“If he has to go as high as purging and then executing Jang, it tells you that everything’s not normal,” said Victor Cha, a former senior White House adviser on Asia.
The first appearance of the new narrative came out just days ago, when North Korea accused Jang, 67, of corruption, womanizing, gambling and taking drugs. It said he’d been eliminated from all his posts. Friday’s allegations heaped on claims that he tried “to overthrow the state by all sorts of intrigues and despicable methods with a wild ambition to grab the supreme power of our party and state.”
Execution of North Korean leader’s uncle smacks of 20th century-style purge by dictators
PARIS (AP) — For people familiar with the way that dictators such as Stalin, Hitler and Mao methodically ousted their opponents, the purging and execution of the No. 2 official in North Korea is nothing new.
In recent history, Saddam Hussein also was skilled at such tactics to seize and consolidate his power in Iraq.
North Korea’s execution of Kim Jong Un’s uncle in the impoverished, closed and nuclear-armed country suggests that its leader has learned how to rule that way.
The execution of Jang Song Thaek, portrayed in North Korean state media as a morally corrupt traitor, rid Kim of one potential rival. It also may have been designed to sow fear among any others.
Here’s a look at how some despots of yesteryear used purges to quash dissent and cement their lock-hold on power.
Senate sets vote next week on budget legislation; passage expected
WASHINGTON (AP) — One day after winning lopsided House approval, bipartisan legislation to ease across-the-board spending cuts and reduce economy-rattling budget brinkmanship appears likely to command the 60 votes necessary to clear the Senate, officials in both parties said Friday.

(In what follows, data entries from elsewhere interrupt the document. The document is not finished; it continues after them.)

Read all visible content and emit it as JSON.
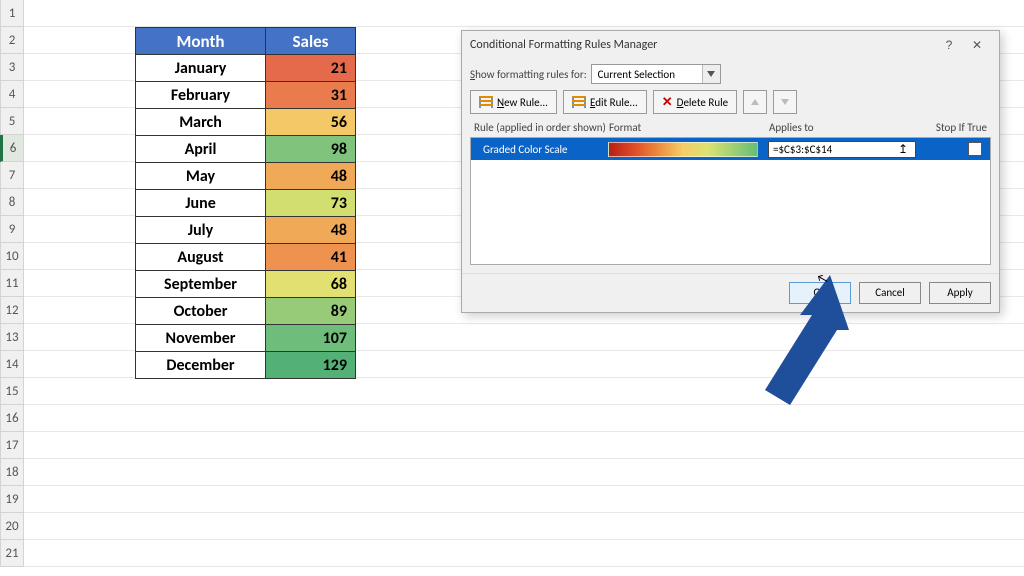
{
  "rows_visible": 21,
  "active_row": 6,
  "table": {
    "headers": {
      "month": "Month",
      "sales": "Sales"
    },
    "data": [
      {
        "month": "January",
        "sales": 21,
        "color": "#e56a4c"
      },
      {
        "month": "February",
        "sales": 31,
        "color": "#ea7b4d"
      },
      {
        "month": "March",
        "sales": 56,
        "color": "#f5c867"
      },
      {
        "month": "April",
        "sales": 98,
        "color": "#7fc37c"
      },
      {
        "month": "May",
        "sales": 48,
        "color": "#f0a956"
      },
      {
        "month": "June",
        "sales": 73,
        "color": "#d2de70"
      },
      {
        "month": "July",
        "sales": 48,
        "color": "#f0a956"
      },
      {
        "month": "August",
        "sales": 41,
        "color": "#ed924f"
      },
      {
        "month": "September",
        "sales": 68,
        "color": "#e3e072"
      },
      {
        "month": "October",
        "sales": 89,
        "color": "#98cb77"
      },
      {
        "month": "November",
        "sales": 107,
        "color": "#6fbd7b"
      },
      {
        "month": "December",
        "sales": 129,
        "color": "#53b176"
      }
    ]
  },
  "dialog": {
    "title": "Conditional Formatting Rules Manager",
    "show_rules_label_pre": "S",
    "show_rules_label_post": "how formatting rules for:",
    "show_rules_value": "Current Selection",
    "buttons": {
      "new_pre": "N",
      "new_post": "ew Rule...",
      "edit_pre": "E",
      "edit_post": "dit Rule...",
      "delete_pre": "D",
      "delete_post": "elete Rule"
    },
    "list_header": {
      "rule": "Rule (applied in order shown)",
      "format": "Format",
      "applies": "Applies to",
      "stop": "Stop If True"
    },
    "rule": {
      "name": "Graded Color Scale",
      "applies_to": "=$C$3:$C$14"
    },
    "footer": {
      "ok": "OK",
      "cancel": "Cancel",
      "apply": "Apply"
    }
  }
}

Yet unlike in the House, significantly more Senate Republicans are expected to oppose the legislation than vote for it, highlighting the different political forces at work at opposite ends of the Capitol.

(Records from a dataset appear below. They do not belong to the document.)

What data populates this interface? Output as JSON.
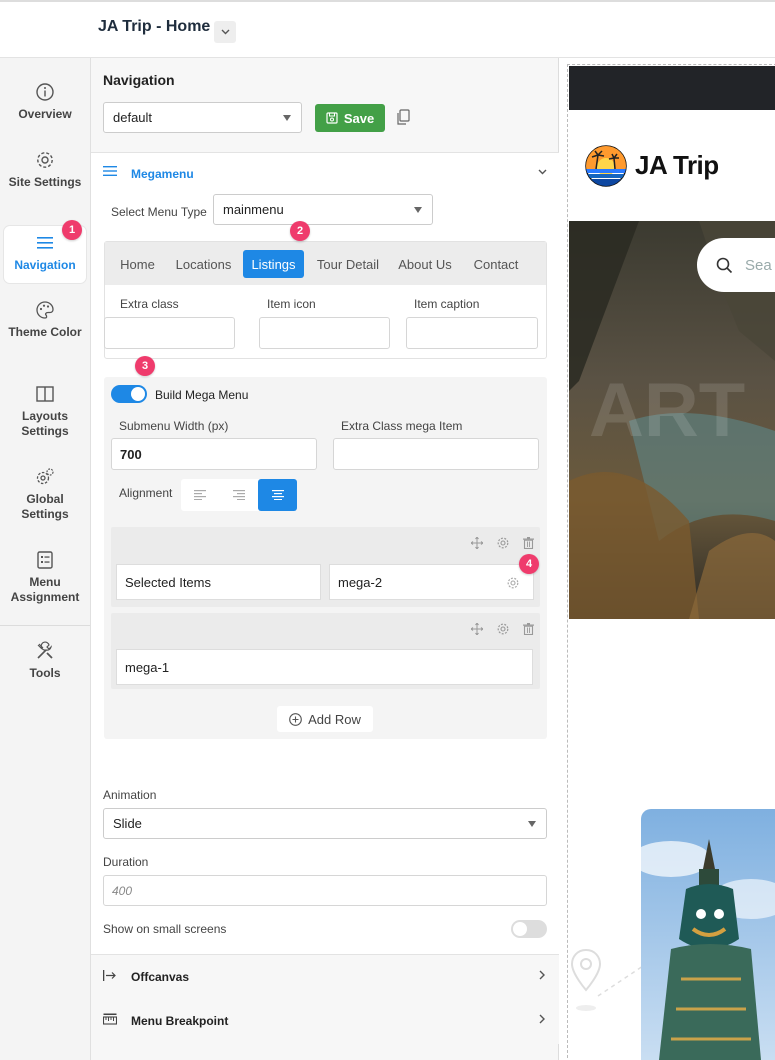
{
  "header": {
    "title": "JA Trip - Home"
  },
  "sidebar": {
    "items": [
      {
        "label": "Overview",
        "icon": "info-icon"
      },
      {
        "label": "Site Settings",
        "icon": "gear-icon"
      },
      {
        "label": "Navigation",
        "icon": "menu-icon",
        "active": true
      },
      {
        "label": "Theme Color",
        "icon": "palette-icon"
      },
      {
        "label": "Layouts Settings",
        "icon": "layout-icon"
      },
      {
        "label": "Global Settings",
        "icon": "gears-icon"
      },
      {
        "label": "Menu Assignment",
        "icon": "list-icon"
      },
      {
        "label": "Tools",
        "icon": "tools-icon"
      }
    ]
  },
  "badges": [
    "1",
    "2",
    "3",
    "4"
  ],
  "panel": {
    "title": "Navigation",
    "preset_value": "default",
    "save_label": "Save",
    "megamenu": {
      "title": "Megamenu",
      "menu_type_label": "Select Menu Type",
      "menu_type_value": "mainmenu",
      "tabs": [
        "Home",
        "Locations",
        "Listings",
        "Tour Detail",
        "About Us",
        "Contact"
      ],
      "active_tab": "Listings",
      "extra_class_label": "Extra class",
      "item_icon_label": "Item icon",
      "item_caption_label": "Item caption",
      "build_mega_label": "Build Mega Menu",
      "build_mega_on": true,
      "submenu_width_label": "Submenu Width (px)",
      "submenu_width_value": "700",
      "extra_class_mega_label": "Extra Class mega Item",
      "alignment_label": "Alignment",
      "alignment_active": "center",
      "rows": [
        {
          "cols": [
            "Selected Items",
            "mega-2"
          ]
        },
        {
          "cols": [
            "mega-1"
          ]
        }
      ],
      "add_row_label": "Add Row",
      "animation_label": "Animation",
      "animation_value": "Slide",
      "duration_label": "Duration",
      "duration_placeholder": "400",
      "small_screens_label": "Show on small screens",
      "small_screens_on": false
    },
    "offcanvas_label": "Offcanvas",
    "breakpoint_label": "Menu Breakpoint"
  },
  "preview": {
    "logo_text": "JA Trip",
    "search_placeholder": "Sea"
  },
  "colors": {
    "accent": "#1e88e5",
    "save": "#43a047",
    "badge": "#ef3b6c"
  }
}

Majority Leader Harry Reid, D-Nev., announced a test vote for Tuesday on the measure, which cleared the House on an overwhelming bipartisan vote of 332-94.
The Veterans of Foreign Wars joined the ranks of the bill’s opponents during the day, citing a provision to reduce cost of living increases for military retirees until they reach age 62. The result could mean “a cumulative loss in retirement income of $80,000” for a sergeant first class who retires at age 40, the group said.
“Although Iraq is over and the war in Afghanistan is winding down, we can’t allow Congress to dismantle the programs they created over the past 12 years,” said William A. Thien, the VFW’s national commander.
Officials raise Mega Millions jackpot to $425 million following brisk sales
DES MOINES, Iowa (AP) — Superstition didn’t deter players hoping that Friday the 13th would bring them good luck in the recently revamped Mega Millions game, as heavy sales prompted lottery officials to boost the jackpot from $400 million to $425 million.
Paula Otto, the Virginia Lottery’s executive director and Mega Millions’ lead director, said sales were 40 percent ahead of projections, prompting officials to boost the jackpot before the Friday night drawing.
“Won’t it be fun if we have a huge lottery winner on Friday the 13th?” she said. “I always say there are no unlucky numbers in the lottery. I work on the 13th floor of our building. I like 13.”
The estimated $425 million jackpot is the second-largest Mega Millions jackpot ever, trailing a $656 million jackpot in March 2012, and it is the fifth-largest lottery jackpot in U.S. history. The current jackpot has rolled over 20 times, and a winner from Friday night’s drawing could have a cash option of $228 million before taxes.
Tom Leuangkhamsone doesn’t usually play Mega Millions, but he bought one ticket Friday morning at a convenience store in Atlanta.